PROBLEM — Filter these entries down to the lines that hold the word "JSON", and show each of them.

RECORDS TO PROCESS —
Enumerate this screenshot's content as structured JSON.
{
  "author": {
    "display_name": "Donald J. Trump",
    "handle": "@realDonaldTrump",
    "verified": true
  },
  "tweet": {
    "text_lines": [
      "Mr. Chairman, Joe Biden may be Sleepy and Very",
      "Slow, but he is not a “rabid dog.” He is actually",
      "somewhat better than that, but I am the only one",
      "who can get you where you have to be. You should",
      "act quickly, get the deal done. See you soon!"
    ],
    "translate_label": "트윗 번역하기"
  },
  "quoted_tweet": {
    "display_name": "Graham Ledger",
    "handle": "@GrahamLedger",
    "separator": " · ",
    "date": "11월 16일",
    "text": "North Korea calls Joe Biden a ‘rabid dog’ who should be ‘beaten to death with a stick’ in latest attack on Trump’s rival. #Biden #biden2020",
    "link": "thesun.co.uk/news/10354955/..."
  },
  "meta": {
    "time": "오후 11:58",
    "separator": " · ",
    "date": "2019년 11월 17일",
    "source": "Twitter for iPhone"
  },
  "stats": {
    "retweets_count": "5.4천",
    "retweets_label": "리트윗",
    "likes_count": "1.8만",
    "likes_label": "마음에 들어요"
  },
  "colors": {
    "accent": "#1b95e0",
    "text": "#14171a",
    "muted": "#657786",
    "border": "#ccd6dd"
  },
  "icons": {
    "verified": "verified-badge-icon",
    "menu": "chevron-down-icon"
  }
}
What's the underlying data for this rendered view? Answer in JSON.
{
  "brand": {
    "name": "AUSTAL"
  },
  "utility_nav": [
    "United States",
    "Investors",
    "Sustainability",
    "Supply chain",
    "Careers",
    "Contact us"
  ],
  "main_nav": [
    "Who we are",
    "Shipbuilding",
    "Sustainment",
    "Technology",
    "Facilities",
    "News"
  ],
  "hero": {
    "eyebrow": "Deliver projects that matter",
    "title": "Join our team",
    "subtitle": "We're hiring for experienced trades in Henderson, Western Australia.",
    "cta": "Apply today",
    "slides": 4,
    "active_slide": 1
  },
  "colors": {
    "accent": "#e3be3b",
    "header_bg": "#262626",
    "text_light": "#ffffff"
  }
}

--

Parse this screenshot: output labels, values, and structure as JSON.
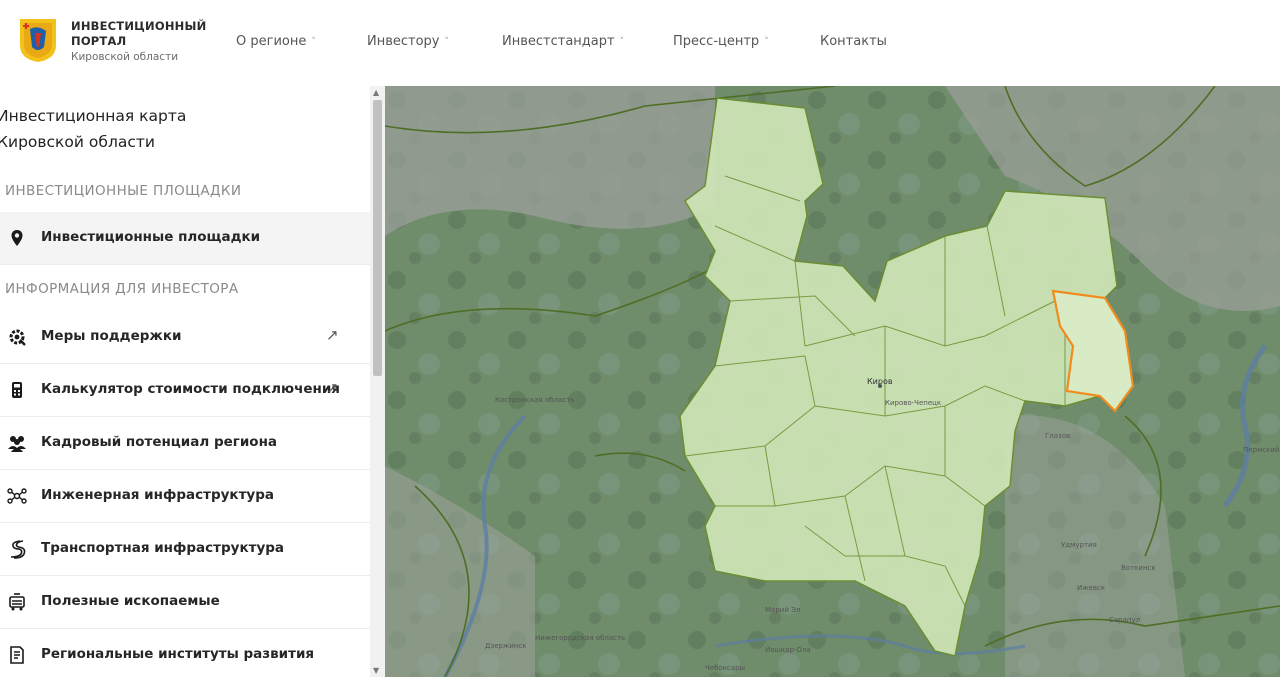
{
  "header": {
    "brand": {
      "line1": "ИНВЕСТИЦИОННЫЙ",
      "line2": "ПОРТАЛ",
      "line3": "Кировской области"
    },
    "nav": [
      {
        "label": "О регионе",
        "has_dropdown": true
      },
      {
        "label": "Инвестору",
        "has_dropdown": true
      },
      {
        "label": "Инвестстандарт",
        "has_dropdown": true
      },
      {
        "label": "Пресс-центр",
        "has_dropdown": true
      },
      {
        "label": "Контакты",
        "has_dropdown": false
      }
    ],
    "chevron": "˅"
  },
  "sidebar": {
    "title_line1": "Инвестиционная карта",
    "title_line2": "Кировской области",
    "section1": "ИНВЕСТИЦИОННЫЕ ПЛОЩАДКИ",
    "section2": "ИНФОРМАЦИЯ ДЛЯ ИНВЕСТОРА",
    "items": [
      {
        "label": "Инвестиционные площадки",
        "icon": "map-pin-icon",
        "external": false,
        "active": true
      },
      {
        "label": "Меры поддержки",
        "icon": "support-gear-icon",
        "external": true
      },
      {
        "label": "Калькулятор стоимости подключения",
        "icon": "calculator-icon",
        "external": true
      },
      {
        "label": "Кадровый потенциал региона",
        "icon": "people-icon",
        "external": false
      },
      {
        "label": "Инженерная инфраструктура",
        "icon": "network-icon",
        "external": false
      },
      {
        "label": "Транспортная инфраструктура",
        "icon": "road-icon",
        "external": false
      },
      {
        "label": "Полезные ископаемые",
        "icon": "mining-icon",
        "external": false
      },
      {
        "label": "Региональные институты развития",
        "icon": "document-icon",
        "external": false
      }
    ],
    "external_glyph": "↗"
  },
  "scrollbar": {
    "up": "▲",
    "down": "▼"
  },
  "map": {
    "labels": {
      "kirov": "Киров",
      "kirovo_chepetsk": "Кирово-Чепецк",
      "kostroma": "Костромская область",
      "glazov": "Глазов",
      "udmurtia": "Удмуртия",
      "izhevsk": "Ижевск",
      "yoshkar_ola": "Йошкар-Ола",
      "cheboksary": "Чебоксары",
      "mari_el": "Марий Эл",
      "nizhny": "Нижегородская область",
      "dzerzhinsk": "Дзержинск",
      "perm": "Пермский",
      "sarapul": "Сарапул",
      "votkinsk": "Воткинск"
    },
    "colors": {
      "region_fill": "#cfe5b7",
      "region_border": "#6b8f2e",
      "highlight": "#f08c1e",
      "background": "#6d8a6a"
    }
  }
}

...

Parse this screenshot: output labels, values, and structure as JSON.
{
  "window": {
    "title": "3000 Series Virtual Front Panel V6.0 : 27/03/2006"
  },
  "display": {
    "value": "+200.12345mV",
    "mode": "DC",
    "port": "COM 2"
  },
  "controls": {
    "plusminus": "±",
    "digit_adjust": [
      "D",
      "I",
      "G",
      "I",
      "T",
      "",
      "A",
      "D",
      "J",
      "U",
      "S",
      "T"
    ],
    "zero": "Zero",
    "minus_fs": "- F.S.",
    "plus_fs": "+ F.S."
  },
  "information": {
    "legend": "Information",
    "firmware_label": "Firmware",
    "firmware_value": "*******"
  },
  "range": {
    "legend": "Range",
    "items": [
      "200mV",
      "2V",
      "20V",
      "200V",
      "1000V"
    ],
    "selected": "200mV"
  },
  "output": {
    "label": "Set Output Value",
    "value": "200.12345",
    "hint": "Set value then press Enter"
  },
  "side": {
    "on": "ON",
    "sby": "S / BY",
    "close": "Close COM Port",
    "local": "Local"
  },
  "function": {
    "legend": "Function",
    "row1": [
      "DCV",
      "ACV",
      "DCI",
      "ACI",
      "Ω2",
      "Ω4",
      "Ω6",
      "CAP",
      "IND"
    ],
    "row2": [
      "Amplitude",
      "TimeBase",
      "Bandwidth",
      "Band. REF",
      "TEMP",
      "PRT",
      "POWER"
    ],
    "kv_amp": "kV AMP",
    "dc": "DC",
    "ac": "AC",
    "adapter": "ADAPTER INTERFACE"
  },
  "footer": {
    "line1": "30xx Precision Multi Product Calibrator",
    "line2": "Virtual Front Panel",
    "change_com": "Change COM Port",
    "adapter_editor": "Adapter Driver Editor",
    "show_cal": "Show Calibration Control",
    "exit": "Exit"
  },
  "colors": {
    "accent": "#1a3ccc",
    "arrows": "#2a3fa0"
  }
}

OUTPUT OF THE EXERCISE —
Enumerate this screenshot's content as structured JSON.
What's the underlying data for this rendered view? Answer in JSON.
Parse this screenshot: output labels, values, and structure as JSON.
Parse this screenshot: output labels, values, and structure as JSON.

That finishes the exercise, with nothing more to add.